---------- Dataset extract ----------

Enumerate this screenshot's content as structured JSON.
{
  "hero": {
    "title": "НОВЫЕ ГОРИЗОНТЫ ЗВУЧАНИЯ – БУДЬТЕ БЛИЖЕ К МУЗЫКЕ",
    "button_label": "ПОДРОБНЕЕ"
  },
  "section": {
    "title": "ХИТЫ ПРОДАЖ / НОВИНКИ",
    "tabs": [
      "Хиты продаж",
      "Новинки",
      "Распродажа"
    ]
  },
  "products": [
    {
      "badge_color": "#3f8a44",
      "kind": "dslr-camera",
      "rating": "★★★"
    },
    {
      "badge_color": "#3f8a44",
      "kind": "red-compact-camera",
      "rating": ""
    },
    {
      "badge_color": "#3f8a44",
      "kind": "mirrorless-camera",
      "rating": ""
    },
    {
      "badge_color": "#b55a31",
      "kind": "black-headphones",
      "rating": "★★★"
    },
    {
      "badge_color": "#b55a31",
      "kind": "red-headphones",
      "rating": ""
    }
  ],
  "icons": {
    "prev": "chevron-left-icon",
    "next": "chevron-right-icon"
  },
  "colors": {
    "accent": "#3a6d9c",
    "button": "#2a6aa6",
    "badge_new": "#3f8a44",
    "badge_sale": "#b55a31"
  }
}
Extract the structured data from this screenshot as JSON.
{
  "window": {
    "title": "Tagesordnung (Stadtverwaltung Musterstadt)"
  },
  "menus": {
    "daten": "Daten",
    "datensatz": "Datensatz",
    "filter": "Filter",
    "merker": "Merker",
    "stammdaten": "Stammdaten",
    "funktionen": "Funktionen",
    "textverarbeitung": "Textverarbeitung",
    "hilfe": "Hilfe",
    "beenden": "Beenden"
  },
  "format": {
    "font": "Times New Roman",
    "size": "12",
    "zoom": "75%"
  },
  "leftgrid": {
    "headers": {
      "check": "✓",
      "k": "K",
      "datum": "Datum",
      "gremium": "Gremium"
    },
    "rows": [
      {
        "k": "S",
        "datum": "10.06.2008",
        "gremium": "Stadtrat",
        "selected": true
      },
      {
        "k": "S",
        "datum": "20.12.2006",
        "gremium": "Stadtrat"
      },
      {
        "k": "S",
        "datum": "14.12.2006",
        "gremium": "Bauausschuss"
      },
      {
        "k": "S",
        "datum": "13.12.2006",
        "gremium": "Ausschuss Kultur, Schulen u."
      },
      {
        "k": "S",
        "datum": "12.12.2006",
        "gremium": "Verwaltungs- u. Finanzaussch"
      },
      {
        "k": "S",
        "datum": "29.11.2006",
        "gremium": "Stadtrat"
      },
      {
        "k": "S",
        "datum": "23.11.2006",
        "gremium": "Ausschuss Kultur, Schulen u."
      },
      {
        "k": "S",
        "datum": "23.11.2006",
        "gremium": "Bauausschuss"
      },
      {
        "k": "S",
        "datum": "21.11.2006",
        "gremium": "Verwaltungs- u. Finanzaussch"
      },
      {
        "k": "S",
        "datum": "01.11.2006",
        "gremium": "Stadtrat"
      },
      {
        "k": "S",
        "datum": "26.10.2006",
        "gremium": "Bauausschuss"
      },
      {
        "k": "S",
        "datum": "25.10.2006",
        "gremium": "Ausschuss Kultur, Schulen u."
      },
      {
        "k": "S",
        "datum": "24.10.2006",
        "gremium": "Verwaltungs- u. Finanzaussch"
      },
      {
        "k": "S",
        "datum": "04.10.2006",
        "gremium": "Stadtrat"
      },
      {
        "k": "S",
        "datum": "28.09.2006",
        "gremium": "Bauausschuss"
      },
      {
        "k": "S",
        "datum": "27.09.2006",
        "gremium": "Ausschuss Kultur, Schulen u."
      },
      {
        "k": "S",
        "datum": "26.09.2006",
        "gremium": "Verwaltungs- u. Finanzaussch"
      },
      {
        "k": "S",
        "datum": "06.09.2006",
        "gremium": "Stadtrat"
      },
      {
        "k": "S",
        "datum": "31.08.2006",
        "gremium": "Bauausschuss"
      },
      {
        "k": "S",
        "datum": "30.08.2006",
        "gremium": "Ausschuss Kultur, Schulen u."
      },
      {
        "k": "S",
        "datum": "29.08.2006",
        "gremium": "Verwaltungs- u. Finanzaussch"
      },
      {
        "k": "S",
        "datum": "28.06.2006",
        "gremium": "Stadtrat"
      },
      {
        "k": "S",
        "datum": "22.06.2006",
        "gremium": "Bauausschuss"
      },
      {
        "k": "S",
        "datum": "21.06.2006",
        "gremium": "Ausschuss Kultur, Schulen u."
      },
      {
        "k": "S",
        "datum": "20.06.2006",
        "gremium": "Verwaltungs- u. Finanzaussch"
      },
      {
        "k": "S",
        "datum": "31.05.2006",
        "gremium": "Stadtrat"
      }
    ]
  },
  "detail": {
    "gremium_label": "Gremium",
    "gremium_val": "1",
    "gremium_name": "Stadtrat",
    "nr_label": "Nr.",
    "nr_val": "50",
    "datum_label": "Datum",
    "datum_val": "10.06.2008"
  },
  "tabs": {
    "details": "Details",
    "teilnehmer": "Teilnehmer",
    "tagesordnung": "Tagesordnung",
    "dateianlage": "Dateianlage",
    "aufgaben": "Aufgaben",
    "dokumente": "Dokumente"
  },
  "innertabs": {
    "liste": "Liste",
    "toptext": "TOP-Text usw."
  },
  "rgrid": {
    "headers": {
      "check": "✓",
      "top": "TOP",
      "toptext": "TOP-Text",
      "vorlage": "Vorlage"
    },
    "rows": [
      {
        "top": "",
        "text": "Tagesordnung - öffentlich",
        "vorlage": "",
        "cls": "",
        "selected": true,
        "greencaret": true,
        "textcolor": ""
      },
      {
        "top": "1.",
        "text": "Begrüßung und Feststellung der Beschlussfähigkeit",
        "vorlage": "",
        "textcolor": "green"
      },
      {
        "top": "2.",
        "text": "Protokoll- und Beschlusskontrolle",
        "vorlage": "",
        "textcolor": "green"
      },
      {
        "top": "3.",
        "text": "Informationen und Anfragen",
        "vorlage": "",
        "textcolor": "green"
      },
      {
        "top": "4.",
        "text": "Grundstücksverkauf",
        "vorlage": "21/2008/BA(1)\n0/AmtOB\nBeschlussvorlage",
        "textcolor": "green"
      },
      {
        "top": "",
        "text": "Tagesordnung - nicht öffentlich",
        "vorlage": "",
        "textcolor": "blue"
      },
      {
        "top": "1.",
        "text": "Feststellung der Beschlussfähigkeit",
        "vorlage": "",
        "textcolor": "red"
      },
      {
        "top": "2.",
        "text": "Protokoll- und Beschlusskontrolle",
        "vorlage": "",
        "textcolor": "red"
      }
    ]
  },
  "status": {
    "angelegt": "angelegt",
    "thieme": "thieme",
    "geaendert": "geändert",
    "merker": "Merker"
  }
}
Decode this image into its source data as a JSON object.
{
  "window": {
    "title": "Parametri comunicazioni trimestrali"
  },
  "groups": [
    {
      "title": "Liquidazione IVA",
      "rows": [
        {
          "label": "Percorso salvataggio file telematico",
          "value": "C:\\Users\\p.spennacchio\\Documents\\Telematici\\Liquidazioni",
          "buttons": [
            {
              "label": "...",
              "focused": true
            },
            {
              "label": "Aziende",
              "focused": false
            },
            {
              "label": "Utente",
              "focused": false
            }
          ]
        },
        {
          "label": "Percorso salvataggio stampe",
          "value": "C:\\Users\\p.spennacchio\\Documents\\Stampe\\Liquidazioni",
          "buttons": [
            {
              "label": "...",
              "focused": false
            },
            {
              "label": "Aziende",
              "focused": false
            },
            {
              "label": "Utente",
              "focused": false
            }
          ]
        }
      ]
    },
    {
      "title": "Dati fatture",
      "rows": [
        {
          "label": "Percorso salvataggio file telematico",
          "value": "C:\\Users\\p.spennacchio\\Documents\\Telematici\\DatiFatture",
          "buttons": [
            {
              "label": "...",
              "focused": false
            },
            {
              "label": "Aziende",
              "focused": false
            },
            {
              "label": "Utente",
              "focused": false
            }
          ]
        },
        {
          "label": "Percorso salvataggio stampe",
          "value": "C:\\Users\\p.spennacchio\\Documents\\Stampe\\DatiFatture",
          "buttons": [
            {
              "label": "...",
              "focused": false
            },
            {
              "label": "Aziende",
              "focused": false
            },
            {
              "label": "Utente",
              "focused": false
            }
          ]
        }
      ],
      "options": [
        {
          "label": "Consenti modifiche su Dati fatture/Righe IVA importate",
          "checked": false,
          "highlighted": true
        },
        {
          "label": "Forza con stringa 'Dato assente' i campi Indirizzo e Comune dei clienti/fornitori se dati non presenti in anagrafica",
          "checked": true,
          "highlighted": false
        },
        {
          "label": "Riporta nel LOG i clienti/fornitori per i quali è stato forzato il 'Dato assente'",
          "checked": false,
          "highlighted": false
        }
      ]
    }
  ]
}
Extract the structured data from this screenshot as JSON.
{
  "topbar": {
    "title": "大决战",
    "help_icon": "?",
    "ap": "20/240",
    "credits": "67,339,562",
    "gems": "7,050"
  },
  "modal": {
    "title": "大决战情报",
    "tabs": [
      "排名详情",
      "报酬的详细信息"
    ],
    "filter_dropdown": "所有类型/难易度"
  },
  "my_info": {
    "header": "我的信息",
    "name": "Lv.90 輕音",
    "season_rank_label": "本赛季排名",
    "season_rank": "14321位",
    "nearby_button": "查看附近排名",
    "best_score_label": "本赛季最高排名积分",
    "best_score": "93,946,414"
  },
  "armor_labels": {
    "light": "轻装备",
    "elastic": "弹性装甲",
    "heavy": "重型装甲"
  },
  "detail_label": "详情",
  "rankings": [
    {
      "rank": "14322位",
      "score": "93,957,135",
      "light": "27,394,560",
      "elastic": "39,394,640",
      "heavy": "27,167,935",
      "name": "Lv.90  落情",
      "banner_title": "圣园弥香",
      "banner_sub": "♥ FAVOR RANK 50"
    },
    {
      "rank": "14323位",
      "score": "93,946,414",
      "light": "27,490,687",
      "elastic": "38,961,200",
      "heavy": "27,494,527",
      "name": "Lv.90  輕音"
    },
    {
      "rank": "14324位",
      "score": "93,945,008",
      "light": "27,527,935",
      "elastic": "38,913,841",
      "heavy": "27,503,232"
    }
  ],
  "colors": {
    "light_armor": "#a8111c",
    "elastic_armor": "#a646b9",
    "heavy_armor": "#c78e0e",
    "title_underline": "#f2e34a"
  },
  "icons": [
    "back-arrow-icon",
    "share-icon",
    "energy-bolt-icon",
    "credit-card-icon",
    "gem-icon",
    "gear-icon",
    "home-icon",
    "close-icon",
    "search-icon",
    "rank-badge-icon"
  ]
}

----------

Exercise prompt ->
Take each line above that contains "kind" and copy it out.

Answer box ->
      "kind": "dslr-camera",
      "kind": "red-compact-camera",
      "kind": "mirrorless-camera",
      "kind": "black-headphones",
      "kind": "red-headphones",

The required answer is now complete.